Monday, April 9, 2012

Temporary knitting installation designed to change space, moods

Students installed 10,000 square inches of colorful hand-knitted banners outside the Harlan Hatcher Graduate Library in a "yarn bomb" project designed to display humanity and handiwork.

 
  School of Art & Design students Payal Doshi, Cara Phelps and Stephanie O'Neil knit banners for an art installation. (Photo by Scott C. Soderberg, U-M Photo Services.)

The colorful display was for a class taught by Roland Graf, an Austrian artist, architect and designer who has experimented with installations in the center of Vienna and other European cities. Graf, assistant professor of art and design in the School of Art & Design, says the class Concept, Form, Context focuses on "Human Being — Being Human."

He gave the assignment to transform a space in campus. The group of 19 students, came up with the idea to work together and "yarn bomb," a temporary knitting installation at the railing posts of the library as a reminder, among other things, that craftsmanship can have similar impact to intellectual pursuit.

Yarn bombing became a trend in the last decade as part of crafitivism, guerrilla art or urban temporary art, and “relates perfectly to the notion of human being or being human in an academic environment at this time of the year, for most students stressful,” Graf says.

 
The yarn banners were displayed in front of Harlan Hatcher Graduate Library. (Photo by Scott C. Soderberg, U-M Photo Services.)  

“The silliness of yarn bombing, crafting carefully knit clothes around public objects, inspired the class,” says student Sam Oliver.

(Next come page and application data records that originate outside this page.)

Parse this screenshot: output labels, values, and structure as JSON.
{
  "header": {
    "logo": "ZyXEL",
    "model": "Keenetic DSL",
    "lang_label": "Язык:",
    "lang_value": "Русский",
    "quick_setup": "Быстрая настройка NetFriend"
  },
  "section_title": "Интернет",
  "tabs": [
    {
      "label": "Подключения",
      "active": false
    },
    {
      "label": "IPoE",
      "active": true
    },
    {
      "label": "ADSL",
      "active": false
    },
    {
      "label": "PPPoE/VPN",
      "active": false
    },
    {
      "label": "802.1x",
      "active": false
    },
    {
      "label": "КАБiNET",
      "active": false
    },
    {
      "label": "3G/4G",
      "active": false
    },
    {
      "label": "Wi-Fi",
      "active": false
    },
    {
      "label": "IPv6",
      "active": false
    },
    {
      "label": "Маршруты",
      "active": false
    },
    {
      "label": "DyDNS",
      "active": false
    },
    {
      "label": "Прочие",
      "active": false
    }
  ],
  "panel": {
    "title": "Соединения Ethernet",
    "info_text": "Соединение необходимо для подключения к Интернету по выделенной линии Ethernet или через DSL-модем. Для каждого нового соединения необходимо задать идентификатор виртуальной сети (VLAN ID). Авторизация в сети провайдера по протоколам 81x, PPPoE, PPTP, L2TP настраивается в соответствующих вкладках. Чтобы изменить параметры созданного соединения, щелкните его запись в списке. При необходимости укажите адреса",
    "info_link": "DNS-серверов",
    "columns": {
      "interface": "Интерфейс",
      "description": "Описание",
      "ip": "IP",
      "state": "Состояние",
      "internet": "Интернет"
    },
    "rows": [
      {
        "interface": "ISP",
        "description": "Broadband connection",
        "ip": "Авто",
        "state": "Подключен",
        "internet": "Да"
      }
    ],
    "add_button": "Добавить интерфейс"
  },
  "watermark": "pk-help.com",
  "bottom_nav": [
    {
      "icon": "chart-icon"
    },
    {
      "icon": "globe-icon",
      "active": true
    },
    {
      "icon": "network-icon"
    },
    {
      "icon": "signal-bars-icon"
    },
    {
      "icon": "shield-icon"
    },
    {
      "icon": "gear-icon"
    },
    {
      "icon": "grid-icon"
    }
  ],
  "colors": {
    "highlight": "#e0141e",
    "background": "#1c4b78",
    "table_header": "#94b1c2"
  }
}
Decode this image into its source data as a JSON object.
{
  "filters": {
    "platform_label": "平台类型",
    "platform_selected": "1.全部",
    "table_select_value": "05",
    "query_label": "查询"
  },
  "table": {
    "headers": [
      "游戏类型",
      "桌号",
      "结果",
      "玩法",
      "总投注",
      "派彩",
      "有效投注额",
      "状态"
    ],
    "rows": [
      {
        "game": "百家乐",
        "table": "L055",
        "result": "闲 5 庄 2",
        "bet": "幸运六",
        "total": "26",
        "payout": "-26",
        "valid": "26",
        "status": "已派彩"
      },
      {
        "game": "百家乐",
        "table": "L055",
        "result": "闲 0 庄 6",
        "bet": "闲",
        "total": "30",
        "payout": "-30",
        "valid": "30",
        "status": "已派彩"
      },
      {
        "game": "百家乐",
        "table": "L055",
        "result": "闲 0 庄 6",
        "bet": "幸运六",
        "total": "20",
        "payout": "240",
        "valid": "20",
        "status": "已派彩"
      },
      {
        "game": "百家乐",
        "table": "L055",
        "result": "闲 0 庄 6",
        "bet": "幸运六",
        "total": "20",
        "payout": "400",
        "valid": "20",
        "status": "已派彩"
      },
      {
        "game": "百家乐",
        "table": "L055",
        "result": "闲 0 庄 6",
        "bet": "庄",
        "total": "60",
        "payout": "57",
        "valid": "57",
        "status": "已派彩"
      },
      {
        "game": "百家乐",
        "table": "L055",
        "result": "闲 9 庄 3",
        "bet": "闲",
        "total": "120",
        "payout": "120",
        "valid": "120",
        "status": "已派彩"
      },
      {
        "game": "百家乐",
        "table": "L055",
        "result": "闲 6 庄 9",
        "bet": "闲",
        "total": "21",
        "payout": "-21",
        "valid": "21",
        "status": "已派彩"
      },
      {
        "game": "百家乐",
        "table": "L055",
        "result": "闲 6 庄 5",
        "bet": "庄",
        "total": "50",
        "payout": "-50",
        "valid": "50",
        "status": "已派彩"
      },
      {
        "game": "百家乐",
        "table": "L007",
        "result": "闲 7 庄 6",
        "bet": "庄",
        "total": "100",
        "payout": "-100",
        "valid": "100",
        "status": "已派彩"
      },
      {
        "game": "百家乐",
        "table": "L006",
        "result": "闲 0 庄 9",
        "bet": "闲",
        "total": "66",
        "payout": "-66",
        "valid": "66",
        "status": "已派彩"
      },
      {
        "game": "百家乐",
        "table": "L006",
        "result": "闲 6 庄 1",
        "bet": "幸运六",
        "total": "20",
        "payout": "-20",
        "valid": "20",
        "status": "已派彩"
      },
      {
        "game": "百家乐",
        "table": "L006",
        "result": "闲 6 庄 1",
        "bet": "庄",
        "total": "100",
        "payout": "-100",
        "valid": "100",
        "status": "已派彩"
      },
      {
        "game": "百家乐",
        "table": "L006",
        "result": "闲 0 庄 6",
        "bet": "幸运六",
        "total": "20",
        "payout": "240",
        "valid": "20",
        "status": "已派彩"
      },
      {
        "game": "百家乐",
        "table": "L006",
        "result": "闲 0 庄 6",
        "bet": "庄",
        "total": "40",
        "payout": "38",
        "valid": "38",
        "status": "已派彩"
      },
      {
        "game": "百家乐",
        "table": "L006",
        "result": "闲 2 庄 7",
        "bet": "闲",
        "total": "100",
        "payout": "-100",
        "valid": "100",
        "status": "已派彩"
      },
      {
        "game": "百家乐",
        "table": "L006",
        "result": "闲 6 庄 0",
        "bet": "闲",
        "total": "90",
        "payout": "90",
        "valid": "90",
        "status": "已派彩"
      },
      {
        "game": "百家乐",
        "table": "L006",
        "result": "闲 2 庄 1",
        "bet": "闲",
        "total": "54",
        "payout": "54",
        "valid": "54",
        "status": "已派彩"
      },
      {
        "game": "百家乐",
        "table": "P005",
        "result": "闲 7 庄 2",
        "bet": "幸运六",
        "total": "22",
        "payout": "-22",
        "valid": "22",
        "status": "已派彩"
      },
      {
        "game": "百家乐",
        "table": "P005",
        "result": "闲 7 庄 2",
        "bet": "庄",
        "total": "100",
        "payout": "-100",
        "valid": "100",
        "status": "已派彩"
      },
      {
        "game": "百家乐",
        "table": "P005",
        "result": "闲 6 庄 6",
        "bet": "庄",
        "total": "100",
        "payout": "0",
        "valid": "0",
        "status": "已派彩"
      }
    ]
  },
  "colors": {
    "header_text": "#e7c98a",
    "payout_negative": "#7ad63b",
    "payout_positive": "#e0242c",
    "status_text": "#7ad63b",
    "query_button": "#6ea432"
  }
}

He was inspired about “creating whimsical public art, rather than concept-driven pieces that teachers usually demand.” The project helped to "break through the confines of art school and declare our existence to Ann Arbor.”

Oliver, who knitted several 70-inch banners in marathon sessions in residence halls with classmates, says this class helped to redefine the role “of humanity and handiwork" used to "alter the dynamic of the university.”

For student Nina Pagalot, the repetitive act of knitting together for hours, sometimes not sleeping much, “was very therapeutic” and created a “different group dynamic in which there was no competition, just teamwork."